Use Subject Lines to Signal Purpose and Urgency  

Use the subject lines and flagging to help parents filter urgent messages from general updates. Although these features make important messages stand out, be aware that overuse of them diminishes their effectiveness.

Request that kids and parents signal urgency with the subject line too. You will prioritize messages differently with the subject line “FYI about Tommy’s Homework” than you would to “Urgent Help for Tommy!”

Choose the Delivery Method that Fits the Demographics

Ask your students’ families how they prefer to receive communication, and do your best to comply with their preferences. Families without smartphones, data plans, home computers, and WIFI may need a particular delivery method. If everything else fails, mail a paper letter. Sometimes old school methods are the most reliable.

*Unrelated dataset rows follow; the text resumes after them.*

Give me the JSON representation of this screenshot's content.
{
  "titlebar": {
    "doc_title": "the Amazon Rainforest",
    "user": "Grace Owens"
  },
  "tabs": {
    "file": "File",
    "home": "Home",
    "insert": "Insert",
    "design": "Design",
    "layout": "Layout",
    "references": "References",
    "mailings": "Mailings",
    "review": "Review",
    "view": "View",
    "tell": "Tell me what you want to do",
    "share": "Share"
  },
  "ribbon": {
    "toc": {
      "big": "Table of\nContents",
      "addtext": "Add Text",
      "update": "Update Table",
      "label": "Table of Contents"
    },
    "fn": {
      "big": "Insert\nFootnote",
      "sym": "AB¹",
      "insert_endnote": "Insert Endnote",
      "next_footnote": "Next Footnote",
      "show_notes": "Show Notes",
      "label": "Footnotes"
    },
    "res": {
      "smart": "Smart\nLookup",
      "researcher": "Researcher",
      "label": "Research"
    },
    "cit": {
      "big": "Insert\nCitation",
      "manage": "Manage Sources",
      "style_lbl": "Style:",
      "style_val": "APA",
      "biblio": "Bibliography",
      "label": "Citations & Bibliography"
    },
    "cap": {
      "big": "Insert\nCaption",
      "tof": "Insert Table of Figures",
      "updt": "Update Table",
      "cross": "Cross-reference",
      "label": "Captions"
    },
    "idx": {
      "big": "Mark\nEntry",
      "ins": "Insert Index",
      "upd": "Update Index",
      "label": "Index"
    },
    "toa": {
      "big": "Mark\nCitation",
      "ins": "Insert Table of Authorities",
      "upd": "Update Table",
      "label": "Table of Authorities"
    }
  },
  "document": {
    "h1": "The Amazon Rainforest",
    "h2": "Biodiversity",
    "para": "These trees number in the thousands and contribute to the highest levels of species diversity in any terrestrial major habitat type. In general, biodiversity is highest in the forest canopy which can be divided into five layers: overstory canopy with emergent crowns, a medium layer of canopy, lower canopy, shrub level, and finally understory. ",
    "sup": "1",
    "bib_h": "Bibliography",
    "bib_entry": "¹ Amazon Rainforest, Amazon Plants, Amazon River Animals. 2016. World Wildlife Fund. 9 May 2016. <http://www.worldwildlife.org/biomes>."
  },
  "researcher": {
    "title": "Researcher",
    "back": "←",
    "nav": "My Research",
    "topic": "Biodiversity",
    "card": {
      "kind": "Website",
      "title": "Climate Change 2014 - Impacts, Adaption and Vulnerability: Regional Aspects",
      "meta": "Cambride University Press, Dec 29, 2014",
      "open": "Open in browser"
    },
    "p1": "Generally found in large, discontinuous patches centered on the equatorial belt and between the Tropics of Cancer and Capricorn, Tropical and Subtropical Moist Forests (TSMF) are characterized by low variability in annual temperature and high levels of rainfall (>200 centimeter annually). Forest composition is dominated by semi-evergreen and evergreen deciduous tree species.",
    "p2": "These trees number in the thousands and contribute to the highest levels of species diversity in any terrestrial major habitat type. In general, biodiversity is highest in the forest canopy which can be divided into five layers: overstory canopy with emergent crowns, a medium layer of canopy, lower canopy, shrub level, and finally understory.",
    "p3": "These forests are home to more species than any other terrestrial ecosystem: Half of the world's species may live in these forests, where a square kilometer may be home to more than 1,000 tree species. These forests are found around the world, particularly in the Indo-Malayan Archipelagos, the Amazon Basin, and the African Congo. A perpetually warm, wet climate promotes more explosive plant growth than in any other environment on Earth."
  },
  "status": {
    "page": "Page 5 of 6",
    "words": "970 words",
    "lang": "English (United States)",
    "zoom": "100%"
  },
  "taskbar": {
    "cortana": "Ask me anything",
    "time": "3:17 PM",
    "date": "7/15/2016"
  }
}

Technology to the Rescue

Technology offers many ways to optimize communication methods. Here is a quick breakdown of some favorite EdTech tools free for individual teachers. Many are free schoolwide.

  • Email Tools such as Trackers, Schedulers, and Auto-Responders

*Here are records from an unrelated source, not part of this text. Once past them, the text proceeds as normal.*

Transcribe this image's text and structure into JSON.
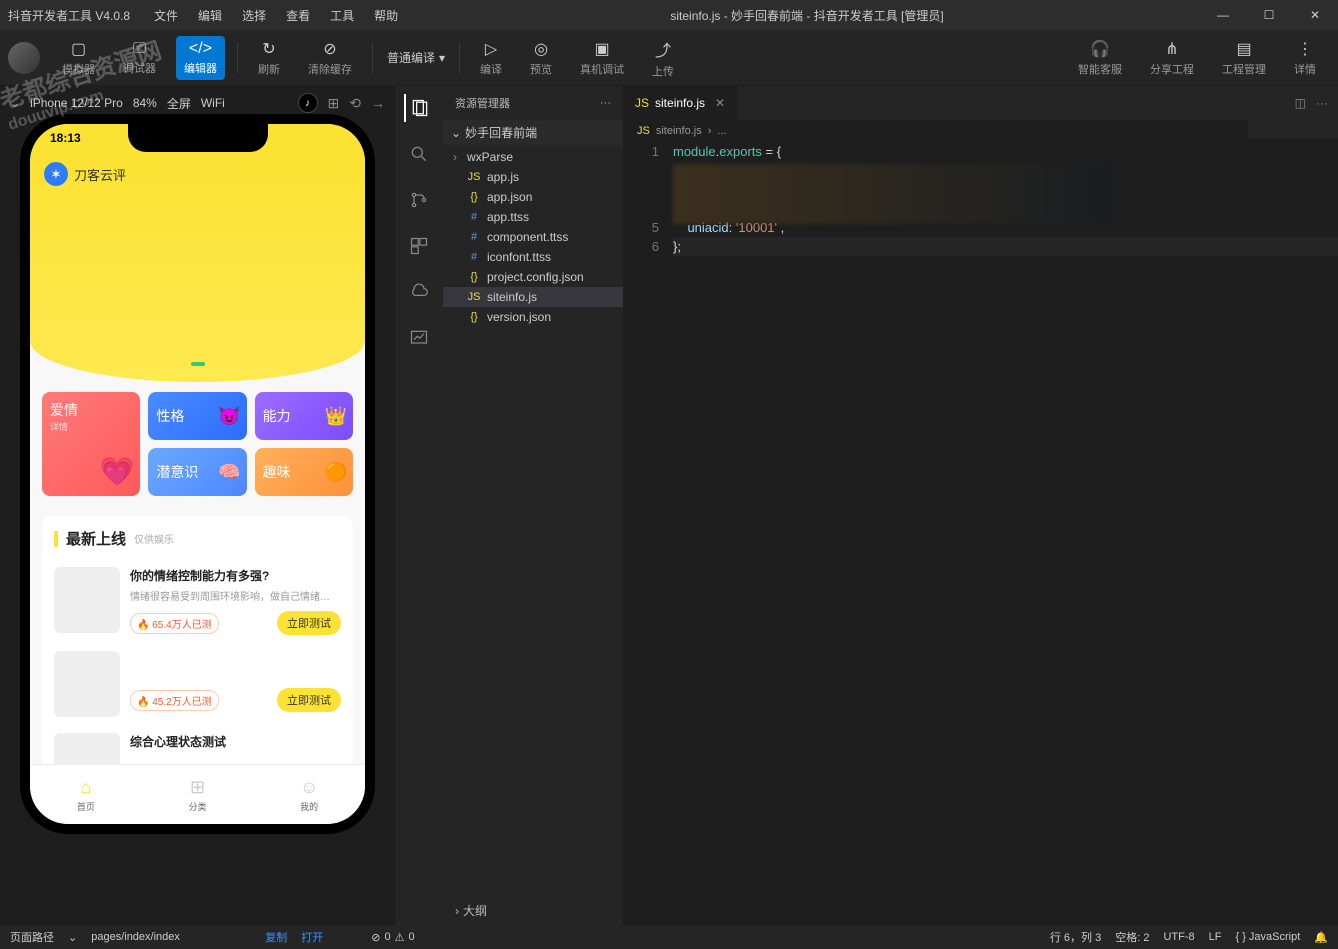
{
  "titlebar": {
    "app_name": "抖音开发者工具 V4.0.8",
    "menus": [
      "文件",
      "编辑",
      "选择",
      "查看",
      "工具",
      "帮助"
    ],
    "window_title": "siteinfo.js - 妙手回春前端 - 抖音开发者工具 [管理员]"
  },
  "toolbar": {
    "items": [
      {
        "label": "模拟器",
        "icon": "▢"
      },
      {
        "label": "调试器",
        "icon": "⎚"
      },
      {
        "label": "编辑器",
        "icon": "</>",
        "active": true
      },
      {
        "label": "刷新",
        "icon": "↻"
      },
      {
        "label": "清除缓存",
        "icon": "⊘"
      }
    ],
    "compile_dropdown": "普通编译",
    "mid": [
      {
        "label": "编译",
        "icon": "▷"
      },
      {
        "label": "预览",
        "icon": "◎"
      },
      {
        "label": "真机调试",
        "icon": "▣"
      },
      {
        "label": "上传",
        "icon": "⤴"
      }
    ],
    "right": [
      {
        "label": "智能客服",
        "icon": "🎧"
      },
      {
        "label": "分享工程",
        "icon": "⋔"
      },
      {
        "label": "工程管理",
        "icon": "▤"
      },
      {
        "label": "详情",
        "icon": "⋮"
      }
    ]
  },
  "simulator": {
    "device": "iPhone 12/12 Pro",
    "zoom": "84%",
    "screen_mode": "全屏",
    "network": "WiFi",
    "status_time": "18:13",
    "brand": "刀客云评",
    "cards": {
      "love": "爱情",
      "personality": "性格",
      "ability": "能力",
      "subconscious": "潜意识",
      "fun": "趣味",
      "sub": "详情"
    },
    "section_title": "最新上线",
    "section_sub": "仅供娱乐",
    "item1": {
      "title": "你的情绪控制能力有多强?",
      "desc": "情绪很容易受到周围环境影响，做自己情绪…",
      "badge": "🔥 65.4万人已测",
      "cta": "立即测试"
    },
    "item2": {
      "badge": "🔥 45.2万人已测",
      "cta": "立即测试"
    },
    "item3": {
      "title": "综合心理状态测试"
    },
    "tabs": [
      "首页",
      "分类",
      "我的"
    ]
  },
  "explorer": {
    "title": "资源管理器",
    "root": "妙手回春前端",
    "folder": "wxParse",
    "files": [
      {
        "name": "app.js",
        "type": "js"
      },
      {
        "name": "app.json",
        "type": "json"
      },
      {
        "name": "app.ttss",
        "type": "hash"
      },
      {
        "name": "component.ttss",
        "type": "hash"
      },
      {
        "name": "iconfont.ttss",
        "type": "hash"
      },
      {
        "name": "project.config.json",
        "type": "json"
      },
      {
        "name": "siteinfo.js",
        "type": "js",
        "selected": true
      },
      {
        "name": "version.json",
        "type": "json"
      }
    ],
    "outline": "大纲"
  },
  "editor": {
    "tab_name": "siteinfo.js",
    "breadcrumb": [
      "siteinfo.js",
      "..."
    ],
    "lines": {
      "l1_a": "module",
      "l1_b": ".",
      "l1_c": "exports",
      "l1_d": " = {",
      "l5_a": "    uniacid",
      "l5_b": ": ",
      "l5_c": "'10001'",
      "l5_d": " ,",
      "l6": "};"
    },
    "line_nums": [
      "1",
      "",
      "",
      "",
      "5",
      "6"
    ]
  },
  "statusbar": {
    "page_path_label": "页面路径",
    "page_path": "pages/index/index",
    "copy": "复制",
    "open": "打开",
    "errors": "0",
    "warnings": "0",
    "cursor": "行 6，列 3",
    "spaces": "空格: 2",
    "encoding": "UTF-8",
    "eol": "LF",
    "lang": "{ } JavaScript"
  },
  "watermark": {
    "l1": "老都综合资源网",
    "l2": "douuvip.com"
  }
}
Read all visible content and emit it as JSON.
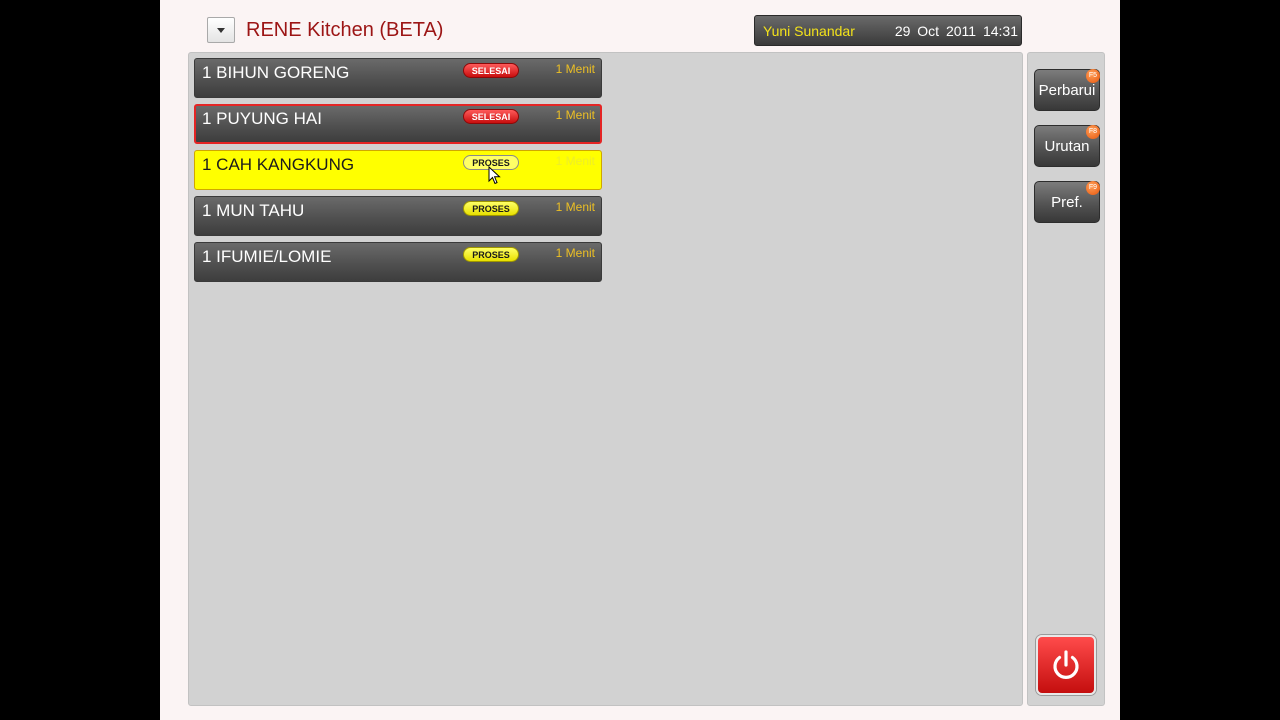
{
  "header": {
    "title": "RENE Kitchen (BETA)",
    "user": "Yuni Sunandar",
    "datetime": "29 Oct 2011 14:31"
  },
  "orders": [
    {
      "name": "1 BIHUN GORENG",
      "badge": "SELESAI",
      "time": "1 Menit",
      "state": "done"
    },
    {
      "name": "1 PUYUNG HAI",
      "badge": "SELESAI",
      "time": "1 Menit",
      "state": "done-alert"
    },
    {
      "name": "1 CAH KANGKUNG",
      "badge": "PROSES",
      "time": "1 Menit",
      "state": "processing-selected"
    },
    {
      "name": "1 MUN TAHU",
      "badge": "PROSES",
      "time": "1 Menit",
      "state": "processing"
    },
    {
      "name": "1 IFUMIE/LOMIE",
      "badge": "PROSES",
      "time": "1 Menit",
      "state": "processing"
    }
  ],
  "sidebar": {
    "buttons": [
      {
        "label": "Perbarui",
        "key": "F5"
      },
      {
        "label": "Urutan",
        "key": "F8"
      },
      {
        "label": "Pref.",
        "key": "F9"
      }
    ],
    "power_icon": "power-icon"
  },
  "colors": {
    "title": "#9c1515",
    "user_name": "#f3e21a",
    "selected_row": "#ffff00",
    "done_badge": "#e01818",
    "proses_badge": "#f3ef00",
    "time_text": "#ecbf24",
    "power_button": "#e01818"
  }
}
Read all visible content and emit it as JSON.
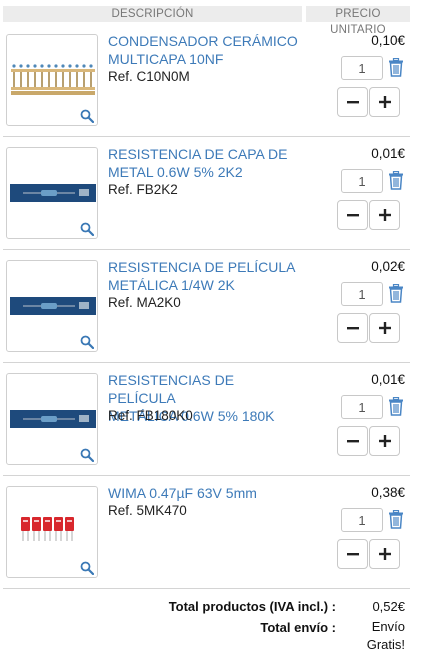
{
  "header": {
    "description": "DESCRIPCIÓN",
    "unit_price": "PRECIO UNITARIO"
  },
  "items": [
    {
      "title_line1": "CONDENSADOR CERÁMICO",
      "title_line2": "MULTICAPA 10nF",
      "ref": "Ref. C10N0M",
      "price": "0,10€",
      "qty": "1",
      "image": "ceramic-capacitor-strip"
    },
    {
      "title_line1": "RESISTENCIA DE CAPA DE",
      "title_line2": "METAL 0.6W 5% 2K2",
      "ref": "Ref. FB2K2",
      "price": "0,01€",
      "qty": "1",
      "image": "resistor-on-blue"
    },
    {
      "title_line1": "RESISTENCIA DE PELÍCULA",
      "title_line2": "METÁLICA 1/4W 2K",
      "ref": "Ref. MA2K0",
      "price": "0,02€",
      "qty": "1",
      "image": "resistor-on-blue"
    },
    {
      "title_line1": "RESISTENCIAS DE PELÍCULA",
      "title_line2": "METÁLICA 0.6W 5% 180K",
      "ref": "Ref. FB180K0",
      "price": "0,01€",
      "qty": "1",
      "image": "resistor-on-blue"
    },
    {
      "title_line1": "WIMA 0.47µF 63V 5mm",
      "title_line2": "",
      "ref": "Ref. 5MK470",
      "price": "0,38€",
      "qty": "1",
      "image": "red-film-capacitors"
    }
  ],
  "totals": {
    "products_label": "Total productos  (IVA incl.) :",
    "products_value": "0,52€",
    "shipping_label": "Total envío :",
    "shipping_value_line1": "Envío",
    "shipping_value_line2": "Gratis!"
  },
  "colors": {
    "link": "#3d7ab8",
    "trash": "#4a86c5",
    "header_bg": "#ececec"
  }
}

Stop wondering if an email got lost in cyberspace or a spam folder. An email tracker embeds a pixel into the email and alerts you someone opens an email. The program you choose will depend on your email server and needs. Check with your IT department and colleagues for specific recommendations.

Write and edit the email at your convenience and then send it at a specified time. Most email programs allow you to schedule emails to send at optimal times. Early mornings and late afternoons are usually a good time to catch parents.

Remind parents of your email policy with an auto-responder. Set the auto-responder to say something such as, “Thank you for contacting me. I will get back to you within 2 working days.”

  • Information Gathering and Scheduling Tools

Save time when getting feedback with tools that aggregate the responses for you. Doodle Polls, SignUpGenius, Google Forms, Survey Monkey, and eWalk, are popular choices for different purposes. Google Forms and Survey Monkey are generalized survey tools. Doodle Polls streamlines finding convenient group meeting times. SignUpGenius is perfect for signing up for specific slots, like conferences or volunteer positions. eWalk helps educators gather input for improving instruction and procedures.

Apps:

  • Google Voice

Get all the convenience of your phone from any device and keep your phone number private. Google Voice uses Voice over IP so you can text and call from any device. Once you set up your account, you will get a phone number to call and text over the internet.

  • Talking Points

Communicate in the language families speak. Talking points is an app-to-text service that allows teachers to text in English, and the app provides a translated version to the families. It supports over one hundred languages, and the families do not need to download the app. Many of the apps include translating in the program, but Talking Points claims a higher quality translation. Be aware that no translation app is perfect.

  • Remind App

Text specific groups of people all at once while maintaining privacy for all. For example, you might text students and parents about an upcoming test. Schedule messages to go out whenever you want people to receive them. Recipients do not need to download the app, but they do need to opt into specific groups. Opting into a group is free and only takes a few seconds.

  • Comprehensive Sharing Apps

Share far beyond basic information with ClassDojo, Bloomz, Seesaw, and ClassTag. These apps are popular with elementary classroom teachers who like to share a detailed picture of what is happening during class time. Parents choose to use the apps to take advantage of all the bells and whistles or only receive email/text notifications. Each platform focuses on different capabilities that you can compare in this spreadsheetcreated by Jessica Meacham.

Pass it On

Parental involvement is more critical than ever before. Harris Education Solutions continues to publish articles and create products that support the best educational practices. If this guide helps you hone your skills, please share it with your friends and colleagues because better communication makes communities better.